Wednesday, February 12, 2014

A fear of freedom?

It is almost a cliché to say that Western civilization was created by the Greeks. Our government, law, art, music, architecture, literature, drama, historiography, science, and mathematics are largely Greek inventions. The sublime refinement and sophistication of the Parthenon have been widely taken as reflecting qualities of the Athenians citizens who built the temple and adorned it with sculptures.

No doubt something remarkable happened in the Greek world of the 6th to 3rd centuries B.C.E., with its epicenter first at Athens, then at Alexandria. But Connelly reminds us of the lingering hold of the mythological past on the Greek psyche.

In his book The Greeks and the Irrational, the scholar E. R. Dodds was thinking of Greek culture when he wrote: "Despite its lack of political freedom, the society of the third century B.C. was in many ways the nearest approach to an 'open' society that the world had yet seen, and nearer than any that would be seen again until modern times." It was a society confident of its powers, says Dodds. Aristotle had asked his fellow citizens to recognize a divine spark within themselves: the intellect. Men and women who exercise reason can live like gods, he said. For Zeno, the human intellect was not merely akin to God, it is God, a portion of the divine substance. Temples are superfluous, Zeno said; God's true temple is the human intellect.

But the seeds of irrationality were also there, embedded in popular culture, or perhaps embedded in human nature. Soon enough supernaturalism returned. Astrology and magical healing replaced astronomy and medicine. Cults flourished, rationalists were scapegoated, and the scientific culture perfected at Alexandria began to decline.

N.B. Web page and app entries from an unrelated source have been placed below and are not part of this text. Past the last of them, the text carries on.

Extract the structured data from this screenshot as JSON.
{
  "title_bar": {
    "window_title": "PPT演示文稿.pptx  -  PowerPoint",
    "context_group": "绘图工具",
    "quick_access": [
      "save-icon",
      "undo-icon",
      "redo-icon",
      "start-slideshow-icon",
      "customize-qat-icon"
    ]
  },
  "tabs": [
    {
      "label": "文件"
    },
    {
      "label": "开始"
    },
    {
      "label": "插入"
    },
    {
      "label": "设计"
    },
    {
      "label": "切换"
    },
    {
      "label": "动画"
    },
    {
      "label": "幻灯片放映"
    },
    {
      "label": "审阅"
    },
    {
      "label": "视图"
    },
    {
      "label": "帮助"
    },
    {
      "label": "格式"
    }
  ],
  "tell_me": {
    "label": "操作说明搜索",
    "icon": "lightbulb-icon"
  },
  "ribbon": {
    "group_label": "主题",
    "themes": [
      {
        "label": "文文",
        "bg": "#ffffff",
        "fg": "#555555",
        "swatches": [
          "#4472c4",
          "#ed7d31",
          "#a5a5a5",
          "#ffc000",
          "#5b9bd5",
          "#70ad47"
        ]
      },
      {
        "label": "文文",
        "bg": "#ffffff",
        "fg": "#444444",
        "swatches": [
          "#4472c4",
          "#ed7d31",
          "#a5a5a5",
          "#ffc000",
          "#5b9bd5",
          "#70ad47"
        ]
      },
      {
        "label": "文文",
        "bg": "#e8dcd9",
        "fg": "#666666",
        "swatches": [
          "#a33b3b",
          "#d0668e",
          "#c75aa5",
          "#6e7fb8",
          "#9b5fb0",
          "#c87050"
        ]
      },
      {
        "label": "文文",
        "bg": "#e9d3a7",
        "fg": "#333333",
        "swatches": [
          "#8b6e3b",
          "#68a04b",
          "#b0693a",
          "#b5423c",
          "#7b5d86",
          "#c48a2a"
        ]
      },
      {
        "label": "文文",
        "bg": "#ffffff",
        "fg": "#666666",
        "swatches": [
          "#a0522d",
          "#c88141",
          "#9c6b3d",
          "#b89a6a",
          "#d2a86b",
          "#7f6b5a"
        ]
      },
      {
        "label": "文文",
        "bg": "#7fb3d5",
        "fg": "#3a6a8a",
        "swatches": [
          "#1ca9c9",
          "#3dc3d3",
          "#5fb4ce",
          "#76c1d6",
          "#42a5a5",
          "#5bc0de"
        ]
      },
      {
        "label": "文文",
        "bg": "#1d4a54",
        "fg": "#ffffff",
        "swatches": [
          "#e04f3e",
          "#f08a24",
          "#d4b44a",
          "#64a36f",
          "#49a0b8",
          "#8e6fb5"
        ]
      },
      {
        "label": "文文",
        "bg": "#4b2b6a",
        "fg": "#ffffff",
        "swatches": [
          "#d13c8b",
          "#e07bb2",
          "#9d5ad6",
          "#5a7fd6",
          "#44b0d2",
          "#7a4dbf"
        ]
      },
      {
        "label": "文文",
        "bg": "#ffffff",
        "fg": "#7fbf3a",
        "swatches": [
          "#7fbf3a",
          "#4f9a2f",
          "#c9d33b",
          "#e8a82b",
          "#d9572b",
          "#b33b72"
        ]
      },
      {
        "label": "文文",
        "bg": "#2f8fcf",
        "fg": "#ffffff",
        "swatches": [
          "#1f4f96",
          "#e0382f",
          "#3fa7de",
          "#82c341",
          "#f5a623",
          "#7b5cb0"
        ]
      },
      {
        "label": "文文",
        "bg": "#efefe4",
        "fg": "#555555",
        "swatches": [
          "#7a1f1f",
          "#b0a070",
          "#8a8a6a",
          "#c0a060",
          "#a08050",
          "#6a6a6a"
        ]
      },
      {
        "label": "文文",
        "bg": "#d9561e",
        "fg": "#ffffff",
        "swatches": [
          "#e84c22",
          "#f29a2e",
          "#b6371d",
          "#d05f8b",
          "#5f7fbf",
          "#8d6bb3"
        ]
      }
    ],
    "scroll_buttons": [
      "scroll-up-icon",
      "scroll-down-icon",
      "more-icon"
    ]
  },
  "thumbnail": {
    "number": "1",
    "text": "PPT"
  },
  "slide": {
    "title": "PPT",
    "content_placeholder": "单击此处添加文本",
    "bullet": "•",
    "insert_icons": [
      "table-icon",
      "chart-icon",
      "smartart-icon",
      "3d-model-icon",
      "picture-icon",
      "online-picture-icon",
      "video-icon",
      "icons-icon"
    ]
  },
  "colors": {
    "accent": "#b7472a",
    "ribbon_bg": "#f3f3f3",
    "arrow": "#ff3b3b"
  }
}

The old dualisms -- mind and matter, gods and mortals, soul and body -- which the rationalists had striven to overcome, reasserted themselves with fresh vigor.

Dodds calls it "the return of the irrational," and speaks of a "fear of freedom -- the unconscious flight from the heavy burden of individual choice which an open society lays upon its members." Connelly might be inclined to say that the irrational never went away, and that for all their innovative gifts, the Greeks never learned to stand on their own without the support of the gods, clinging to the foundational myths that exalted them above "the others."

Plus ça change, plus c'est la même chose.